WHAT IS REQUIRED ::
Word for word, print each record, dropping any image it holds.

STUDY MATERIAL Start Marker

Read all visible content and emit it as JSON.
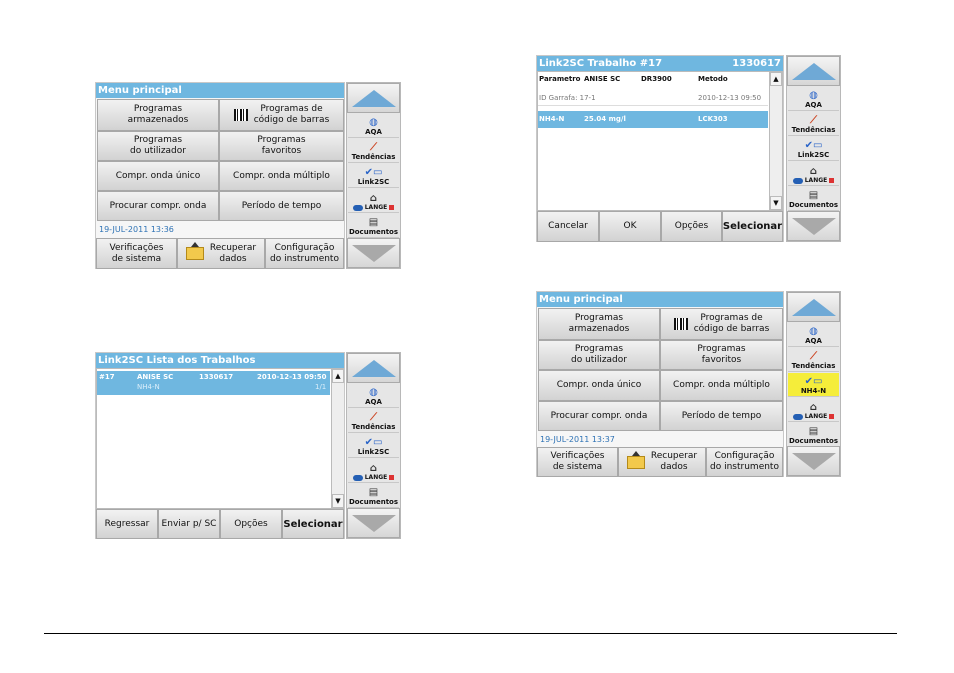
{
  "colors": {
    "title_bar": "#6fb7e0",
    "selected_row": "#6fb7e0",
    "highlight": "#f5ed3a",
    "date_text": "#2f73b5"
  },
  "sidebar_icons": [
    "globe-icon",
    "trend-chart-icon",
    "link2sc-icon",
    "home-icon",
    "documents-icon"
  ],
  "screen1": {
    "title": "Menu principal",
    "buttons": [
      "Programas\narmazenados",
      "Programas de\ncódigo de barras",
      "Programas\ndo utilizador",
      "Programas\nfavoritos",
      "Compr. onda único",
      "Compr. onda múltiplo",
      "Procurar compr. onda",
      "Período de tempo"
    ],
    "datetime": "19-JUL-2011  13:36",
    "bottom": [
      "Verificações\nde sistema",
      "Recuperar\ndados",
      "Configuração\ndo instrumento"
    ],
    "side": [
      "AQA",
      "Tendências",
      "Link2SC",
      "Documentos"
    ]
  },
  "screen2": {
    "title": "Link2SC Lista dos Trabalhos",
    "row": {
      "id": "#17",
      "name": "ANISE SC",
      "number": "1330617",
      "date": "2010-12-13 09:50",
      "param": "NH4-N",
      "page": "1/1"
    },
    "bottom": [
      "Regressar",
      "Enviar p/ SC",
      "Opções",
      "Selecionar"
    ],
    "side": [
      "AQA",
      "Tendências",
      "Link2SC",
      "Documentos"
    ]
  },
  "screen3": {
    "title": "Link2SC Trabalho #17",
    "title_number": "1330617",
    "headers": [
      "Parametro",
      "ANISE SC",
      "DR3900",
      "Metodo"
    ],
    "info": {
      "label": "ID Garrafa: 17-1",
      "date": "2010-12-13 09:50"
    },
    "selected": {
      "param": "NH4-N",
      "value": "25.04 mg/l",
      "method": "LCK303"
    },
    "bottom": [
      "Cancelar",
      "OK",
      "Opções",
      "Selecionar"
    ],
    "side": [
      "AQA",
      "Tendências",
      "Link2SC",
      "Documentos"
    ]
  },
  "screen4": {
    "title": "Menu principal",
    "buttons": [
      "Programas\narmazenados",
      "Programas de\ncódigo de barras",
      "Programas\ndo utilizador",
      "Programas\nfavoritos",
      "Compr. onda único",
      "Compr. onda múltiplo",
      "Procurar compr. onda",
      "Período de tempo"
    ],
    "datetime": "19-JUL-2011  13:37",
    "bottom": [
      "Verificações\nde sistema",
      "Recuperar\ndados",
      "Configuração\ndo instrumento"
    ],
    "side": [
      "AQA",
      "Tendências",
      "NH4-N",
      "Documentos"
    ]
  },
  "lange_text": "LANGE"
}
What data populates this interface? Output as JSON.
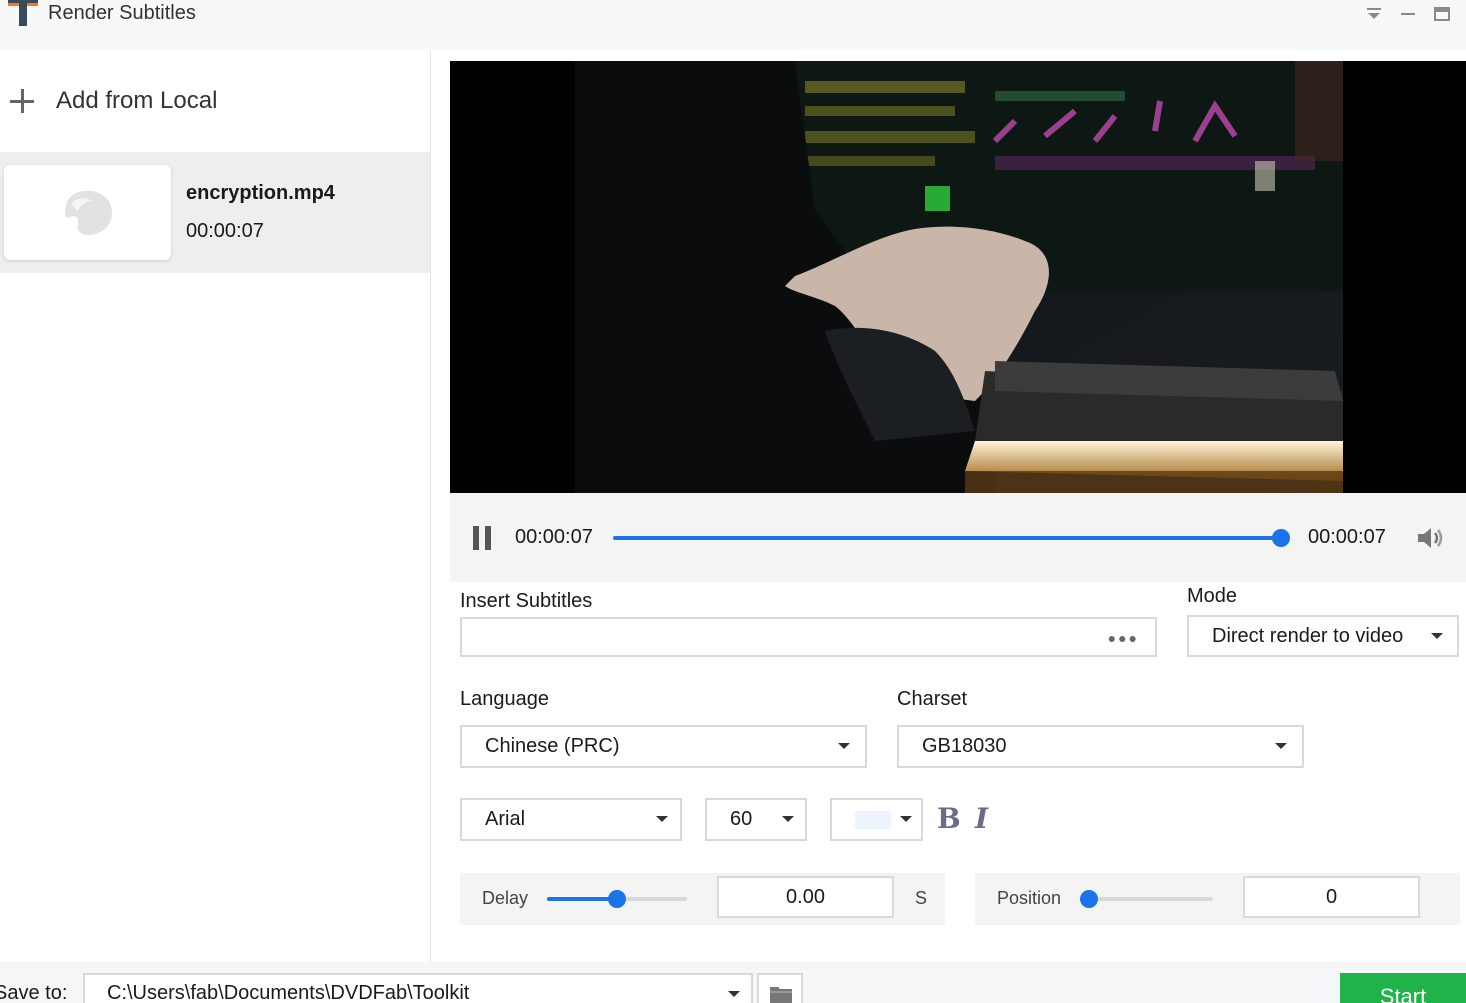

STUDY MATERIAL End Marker

ANSWER TO THIS TASK ::
Read all visible content and emit it as JSON.
{
  "colors": {
    "title_bar": "#6fb7e0",
    "selected_row": "#6fb7e0",
    "highlight": "#f5ed3a",
    "date_text": "#2f73b5"
  },
  "sidebar_icons": [
    "globe-icon",
    "trend-chart-icon",
    "link2sc-icon",
    "home-icon",
    "documents-icon"
  ],
  "screen1": {
    "title": "Menu principal",
    "buttons": [
      "Programas\narmazenados",
      "Programas de\ncódigo de barras",
      "Programas\ndo utilizador",
      "Programas\nfavoritos",
      "Compr. onda único",
      "Compr. onda múltiplo",
      "Procurar compr. onda",
      "Período de tempo"
    ],
    "datetime": "19-JUL-2011  13:36",
    "bottom": [
      "Verificações\nde sistema",
      "Recuperar\ndados",
      "Configuração\ndo instrumento"
    ],
    "side": [
      "AQA",
      "Tendências",
      "Link2SC",
      "Documentos"
    ]
  },
  "screen2": {
    "title": "Link2SC Lista dos Trabalhos",
    "row": {
      "id": "#17",
      "name": "ANISE SC",
      "number": "1330617",
      "date": "2010-12-13 09:50",
      "param": "NH4-N",
      "page": "1/1"
    },
    "bottom": [
      "Regressar",
      "Enviar p/ SC",
      "Opções",
      "Selecionar"
    ],
    "side": [
      "AQA",
      "Tendências",
      "Link2SC",
      "Documentos"
    ]
  },
  "screen3": {
    "title": "Link2SC Trabalho #17",
    "title_number": "1330617",
    "headers": [
      "Parametro",
      "ANISE SC",
      "DR3900",
      "Metodo"
    ],
    "info": {
      "label": "ID Garrafa: 17-1",
      "date": "2010-12-13 09:50"
    },
    "selected": {
      "param": "NH4-N",
      "value": "25.04 mg/l",
      "method": "LCK303"
    },
    "bottom": [
      "Cancelar",
      "OK",
      "Opções",
      "Selecionar"
    ],
    "side": [
      "AQA",
      "Tendências",
      "Link2SC",
      "Documentos"
    ]
  },
  "screen4": {
    "title": "Menu principal",
    "buttons": [
      "Programas\narmazenados",
      "Programas de\ncódigo de barras",
      "Programas\ndo utilizador",
      "Programas\nfavoritos",
      "Compr. onda único",
      "Compr. onda múltiplo",
      "Procurar compr. onda",
      "Período de tempo"
    ],
    "datetime": "19-JUL-2011  13:37",
    "bottom": [
      "Verificações\nde sistema",
      "Recuperar\ndados",
      "Configuração\ndo instrumento"
    ],
    "side": [
      "AQA",
      "Tendências",
      "NH4-N",
      "Documentos"
    ]
  },
  "lange_text": "LANGE"
}
What data populates this interface? Output as JSON.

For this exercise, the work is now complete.